|DE212007000056U1||Aug 2, 2007||Mar 26, 2009||Illinois Tool Works Inc., Glenview||Sitzheizung mit Insassensensor|
|EP2181015A1 *||Apr 2, 2008||May 5, 2010||Darrel Burton Saunders||Heater device|
|WO2008033147A1 *||Sep 29, 2006||Mar 20, 2008||Augustine Biomedical And Design Llc||Heating blanket|
|WO2008122043A1 *||Apr 2, 2008||Oct 9, 2008||Ferguson, Gerald Keith||Heater device|
|WO2016010756A1||Jul 6, 2015||Jan 21, 2016||Gentherm Canada Ltd.||Self-regulating conductive heater and method of making|

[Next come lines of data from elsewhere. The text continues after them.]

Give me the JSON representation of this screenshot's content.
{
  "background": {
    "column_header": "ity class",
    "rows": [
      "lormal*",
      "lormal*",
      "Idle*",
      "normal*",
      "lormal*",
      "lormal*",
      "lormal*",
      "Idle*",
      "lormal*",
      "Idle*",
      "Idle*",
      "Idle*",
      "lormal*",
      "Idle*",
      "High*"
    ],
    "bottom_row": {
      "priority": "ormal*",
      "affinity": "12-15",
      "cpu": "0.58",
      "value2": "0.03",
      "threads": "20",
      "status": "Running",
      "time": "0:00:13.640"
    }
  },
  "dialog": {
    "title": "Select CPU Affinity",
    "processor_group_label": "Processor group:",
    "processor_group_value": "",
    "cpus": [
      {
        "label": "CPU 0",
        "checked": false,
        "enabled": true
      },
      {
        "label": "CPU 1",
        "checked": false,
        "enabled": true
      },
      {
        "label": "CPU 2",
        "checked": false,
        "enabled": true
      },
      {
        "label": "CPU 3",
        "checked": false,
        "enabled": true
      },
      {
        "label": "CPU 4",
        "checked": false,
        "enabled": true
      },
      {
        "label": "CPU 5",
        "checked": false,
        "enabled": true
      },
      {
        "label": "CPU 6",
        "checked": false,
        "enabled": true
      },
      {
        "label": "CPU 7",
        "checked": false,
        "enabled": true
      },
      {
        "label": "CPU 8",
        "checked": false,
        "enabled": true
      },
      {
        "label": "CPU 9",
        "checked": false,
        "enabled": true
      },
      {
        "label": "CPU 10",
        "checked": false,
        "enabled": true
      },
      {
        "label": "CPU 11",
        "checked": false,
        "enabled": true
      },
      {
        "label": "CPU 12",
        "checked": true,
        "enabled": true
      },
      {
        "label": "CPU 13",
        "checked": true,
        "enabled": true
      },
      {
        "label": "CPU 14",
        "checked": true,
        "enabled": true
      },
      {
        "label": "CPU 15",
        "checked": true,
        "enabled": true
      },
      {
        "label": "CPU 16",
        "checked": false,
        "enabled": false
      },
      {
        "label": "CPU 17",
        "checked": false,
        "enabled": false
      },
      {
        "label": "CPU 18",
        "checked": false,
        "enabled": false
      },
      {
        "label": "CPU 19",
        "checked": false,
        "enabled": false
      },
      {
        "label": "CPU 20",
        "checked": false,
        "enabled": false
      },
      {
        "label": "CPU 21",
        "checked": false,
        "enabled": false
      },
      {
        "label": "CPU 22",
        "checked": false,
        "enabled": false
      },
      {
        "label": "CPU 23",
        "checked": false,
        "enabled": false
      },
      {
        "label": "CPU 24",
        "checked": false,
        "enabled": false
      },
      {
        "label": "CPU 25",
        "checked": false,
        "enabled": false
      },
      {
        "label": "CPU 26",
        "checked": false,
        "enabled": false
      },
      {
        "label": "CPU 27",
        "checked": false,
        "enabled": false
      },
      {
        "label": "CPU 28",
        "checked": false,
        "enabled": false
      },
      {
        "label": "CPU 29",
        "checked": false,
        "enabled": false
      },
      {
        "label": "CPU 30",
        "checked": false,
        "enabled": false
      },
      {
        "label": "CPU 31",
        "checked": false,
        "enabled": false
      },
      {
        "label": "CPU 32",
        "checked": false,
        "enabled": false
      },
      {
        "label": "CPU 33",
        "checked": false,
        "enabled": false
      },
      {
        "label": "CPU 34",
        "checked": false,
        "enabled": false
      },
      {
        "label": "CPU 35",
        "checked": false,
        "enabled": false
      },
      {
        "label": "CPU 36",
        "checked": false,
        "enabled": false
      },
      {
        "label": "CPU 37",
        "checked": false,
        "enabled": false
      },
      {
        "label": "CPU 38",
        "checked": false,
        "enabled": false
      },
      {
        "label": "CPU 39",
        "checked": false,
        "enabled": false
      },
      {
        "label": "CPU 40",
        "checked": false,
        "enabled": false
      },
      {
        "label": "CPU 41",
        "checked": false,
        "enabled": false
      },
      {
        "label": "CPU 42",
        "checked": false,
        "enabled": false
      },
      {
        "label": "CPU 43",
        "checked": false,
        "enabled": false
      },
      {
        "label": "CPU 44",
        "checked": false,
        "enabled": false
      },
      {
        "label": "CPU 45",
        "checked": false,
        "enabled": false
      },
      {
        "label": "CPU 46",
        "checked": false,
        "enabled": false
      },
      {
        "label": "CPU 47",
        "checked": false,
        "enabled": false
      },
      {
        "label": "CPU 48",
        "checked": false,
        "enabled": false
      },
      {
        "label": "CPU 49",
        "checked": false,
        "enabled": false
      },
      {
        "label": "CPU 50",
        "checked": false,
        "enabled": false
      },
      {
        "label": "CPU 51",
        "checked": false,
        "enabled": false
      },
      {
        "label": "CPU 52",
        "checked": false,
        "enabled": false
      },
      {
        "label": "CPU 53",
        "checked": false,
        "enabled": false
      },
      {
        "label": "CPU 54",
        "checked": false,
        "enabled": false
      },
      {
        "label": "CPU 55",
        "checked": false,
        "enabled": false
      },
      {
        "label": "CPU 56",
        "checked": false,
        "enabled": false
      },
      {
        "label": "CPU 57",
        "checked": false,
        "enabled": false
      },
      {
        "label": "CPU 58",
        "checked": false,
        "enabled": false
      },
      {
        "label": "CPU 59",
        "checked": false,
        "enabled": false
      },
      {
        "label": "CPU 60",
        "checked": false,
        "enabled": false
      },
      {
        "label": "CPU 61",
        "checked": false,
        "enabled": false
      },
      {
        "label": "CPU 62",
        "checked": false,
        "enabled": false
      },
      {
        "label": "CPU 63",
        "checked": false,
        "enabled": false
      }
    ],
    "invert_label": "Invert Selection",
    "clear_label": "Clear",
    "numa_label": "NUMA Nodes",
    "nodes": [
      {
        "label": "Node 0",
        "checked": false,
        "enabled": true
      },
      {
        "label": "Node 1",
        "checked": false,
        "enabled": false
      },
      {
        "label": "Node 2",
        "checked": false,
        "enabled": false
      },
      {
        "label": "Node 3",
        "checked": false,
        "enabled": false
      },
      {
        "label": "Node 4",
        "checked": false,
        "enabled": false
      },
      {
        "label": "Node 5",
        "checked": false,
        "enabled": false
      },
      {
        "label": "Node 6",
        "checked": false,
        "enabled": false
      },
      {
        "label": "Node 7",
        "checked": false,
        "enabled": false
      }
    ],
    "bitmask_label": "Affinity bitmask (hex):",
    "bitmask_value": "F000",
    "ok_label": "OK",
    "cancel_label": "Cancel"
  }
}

|U.S. Classification||219/549, 219/529, 219/543, 219/217, 219/528|
|Cooperative Classification||H05B2203/013, H05B2203/02, H05B2203/017, H05B3/34, H05B2203/029, H05B2203/006, H05B2203/011|
|Dec 26, 2001||AS||Assignment|
Owner name: ILLINOIS TOOL WORKS INC., ILLINOIS
Free format text: ASSIGNMENT OF ASSIGNORS INTEREST;ASSIGNORS:SURJAN, JAMES;VARMA, TILAK;BULGAJEWSKI, EDWARD;AND OTHERS;REEL/FRAME:012389/0449;SIGNING DATES FROM 20011022 TO 20011213
|Nov 30, 2009||FPAY||Fee payment|
Year of fee payment: 4
|Dec 2, 2013||FPAY||Fee payment|
Year of fee payment: 8